There’s something of a shaggy dog story quality to Thunderbolt and Lightfoot (1974), the offbeat road movie / caper film starring Clint Eastwood as Thunderbolt, an ex-thief on the run from his former partners, and Jeff Bridges as a hotshot kid who calls himself Lightfoot and decides to become this flinty veteran’s sidekick. It was the directorial debut of Michael Cimino, who wrote the original screenplay. Eastwood had initially intended to direct it himself but was impressed enough by Cimino’s work co-writing Magnum Force that he gave the young filmmaker a chance to take the helm. Cimino directs the film as a mix of character piece and lighthearted crime story with dark shadows around the edges, taking his time through the twists to hang out with his odd couple heroes.

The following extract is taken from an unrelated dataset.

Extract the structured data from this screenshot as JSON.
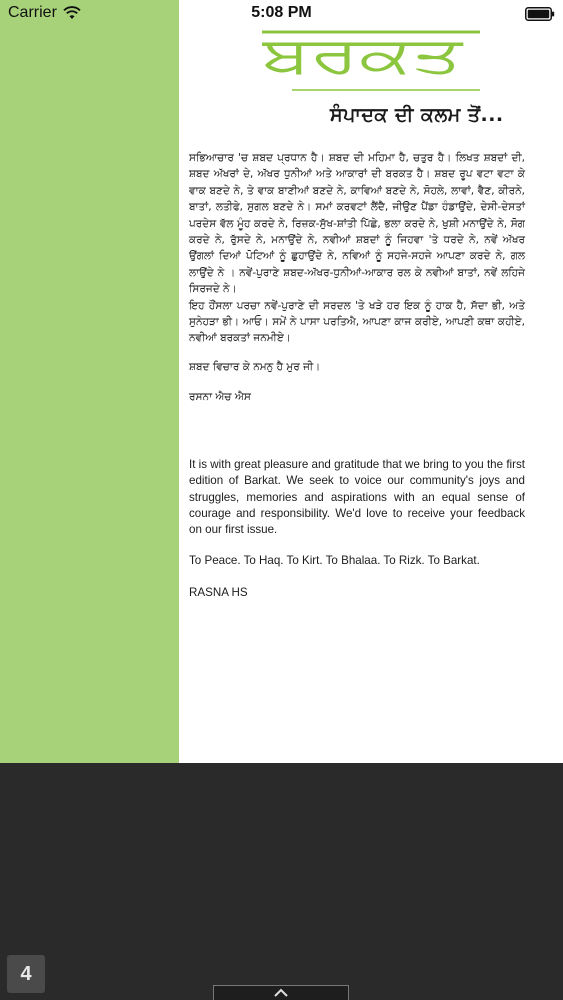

Cimino introduces the two characters in tandem in the opening scene: Eastwood playing preacher in a rural Midwest church while Bridges (dressed in a pair of black leather pants) smiles his way into the seat of a Trans Am on a used car lot. Before the sermon is over, a gunman (George Kennedy) steps into the church and opens fire on Eastwood’s minister, who takes cover and makes his break with the calm focus of a man who is no stranger to such situations. As he runs from his would-be assassin, Lightfoot revs the engine and then takes off from the lot, leaving the salesman in a cloud of dust and confusion, and he inadvertently ends up playing getaway driver for Thunderbolt. A partnership is born of the chance meeting and Lightfoot clings to his reluctant new friend and mentor as they hit the road.